And perhaps many other Ashtangis also possess a similar "Ashtanga gene" which is triggered by their unique "favorite" postures or posture combinations within the Ashtanga sequence. For one person, the triggering combination might be the Viras followed by Paschimottanasana; for somebody else, it might be, say, the Parsvakonasanas followed by the Prasaritas. For yet another Ashtangi who does second series, it might be Parsvottanasana followed by Pasasana. So that no matter how burnt-out/sick/disillusioned these Ashtangis get, there is always that particular combination of postures to which they alone are susceptible to, lurking in some corner of their yoga-DNA waiting to be triggered. And once it is triggered, the Ashtangi finds himself or herself going back to doing Ashtanga, despite his or her conscious protestations to the contrary. 
This, at any rate, is my theory: Once you have done Ashtanga for even a short while, it quite literally gets under your skin, all the way to your DNA structure. So that, no matter how you try to avoid doing it, one way or the other, it gets you :-) So really, why resist? Resistance is futile. You will only be assimilated ;-)       


  1. Yes - agreed. Resistance is futile.

    I personally have responded recently to the ringing of the bell. What I'm noticing is that I'm coming back a lot more tempered and can see/feel where the foundations of poses that come down the line are within primary (which I am willingly and gladly lingering in until I can sort out some personal weaknesses).

  2. When I go to a non-Ashtanga class, I always find my my feet step back together despite the teacher's constant cue of feet hip distance apart. When Anusaris (or just yogis of other styles) come to try out a led primary class you'll pick them out when their palms are almost always shoulder distance apart in warror I, and it's really hard to get them to try it with palms together. It's just an acquired habit. I actually can't even take Rocket yoga classes casually any more because the rearranged Ashtanga poses mess up my mojo. I'd actually rather go to a completely non-Ashtanga-based yoga class(e.g. Hot yoga class) and play with different poses.

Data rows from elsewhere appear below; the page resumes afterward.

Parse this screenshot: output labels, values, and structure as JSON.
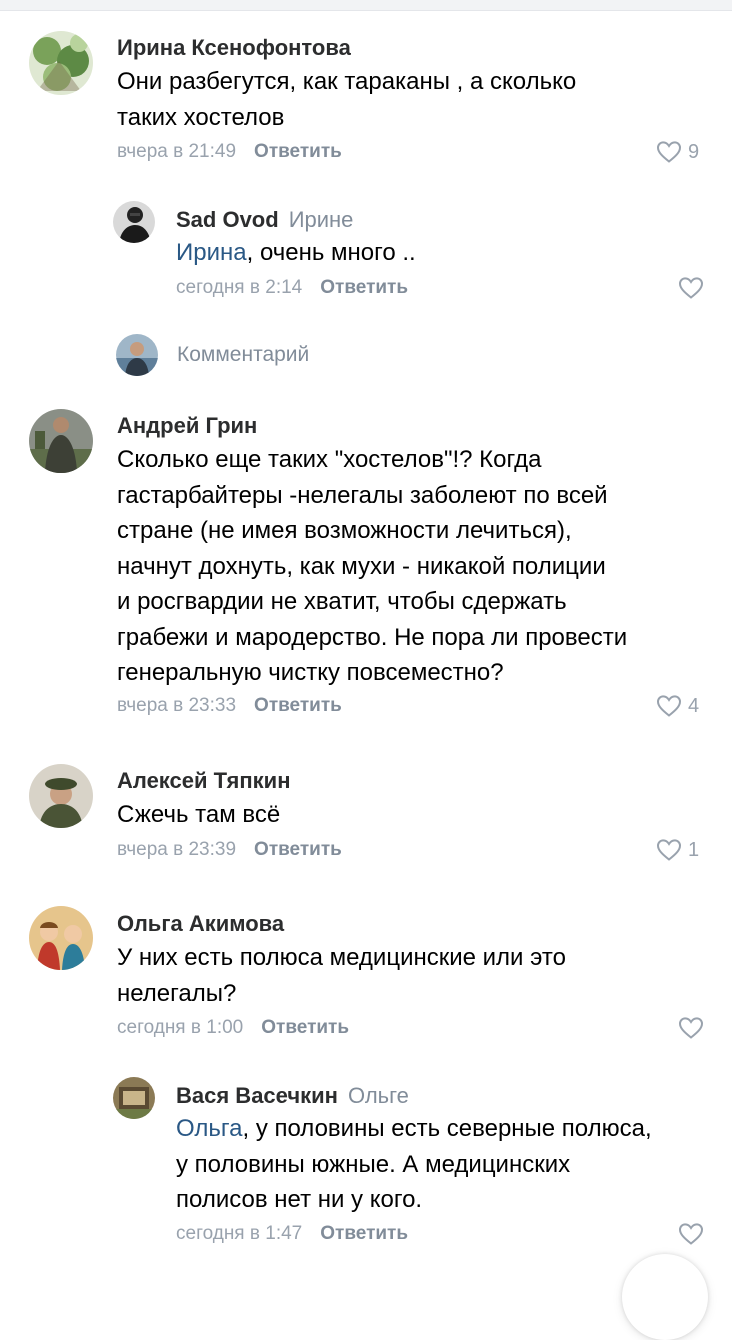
{
  "comments": [
    {
      "author": "Ирина Ксенофонтова",
      "text_lines": [
        "Они разбегутся, как тараканы , а сколько",
        "таких хостелов"
      ],
      "time": "вчера в 21:49",
      "reply_label": "Ответить",
      "likes": "9"
    },
    {
      "author": "Sad Ovod",
      "reply_to": "Ирине",
      "mention": "Ирина",
      "text_rest": ", очень много ..",
      "time": "сегодня в 2:14",
      "reply_label": "Ответить"
    },
    {
      "author": "Андрей Грин",
      "text_lines": [
        "Сколько еще таких \"хостелов\"!? Когда",
        "гастарбайтеры -нелегалы заболеют по всей",
        "стране (не имея возможности лечиться),",
        "начнут дохнуть, как мухи - никакой полиции",
        "и росгвардии не хватит, чтобы сдержать",
        "грабежи и мародерство. Не пора ли провести",
        "генеральную чистку повсеместно?"
      ],
      "time": "вчера в 23:33",
      "reply_label": "Ответить",
      "likes": "4"
    },
    {
      "author": "Алексей Тяпкин",
      "text_lines": [
        "Сжечь там всё"
      ],
      "time": "вчера в 23:39",
      "reply_label": "Ответить",
      "likes": "1"
    },
    {
      "author": "Ольга Акимова",
      "text_lines": [
        "У них есть полюса медицинские или это",
        "нелегалы?"
      ],
      "time": "сегодня в 1:00",
      "reply_label": "Ответить"
    },
    {
      "author": "Вася Васечкин",
      "reply_to": "Ольге",
      "mention": "Ольга",
      "text_first_rest": ", у половины есть северные полюса,",
      "text_lines": [
        "у половины южные. А медицинских",
        "полисов нет ни у кого."
      ],
      "time": "сегодня в 1:47",
      "reply_label": "Ответить"
    }
  ],
  "comment_input": {
    "placeholder": "Комментарий"
  },
  "icons": {
    "like": "heart-outline-icon"
  },
  "colors": {
    "link": "#2a5885",
    "meta": "#99a2ad",
    "reply_button": "#818c99"
  }
}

  3. Thanks for sharing, Portside. I totally hear you when you observe that coming back to Ashtanga (or a particular sequence within it) after a break allows us to understand a posture better. I feel it too when I came back to second after going back to primary only for a while.

    Hello Yyogini, I think I have become a little sheltered from taking only Ashtanga classes for the last year or so. Now I don't even know what I'll look like in a non-Ashtanga class :-)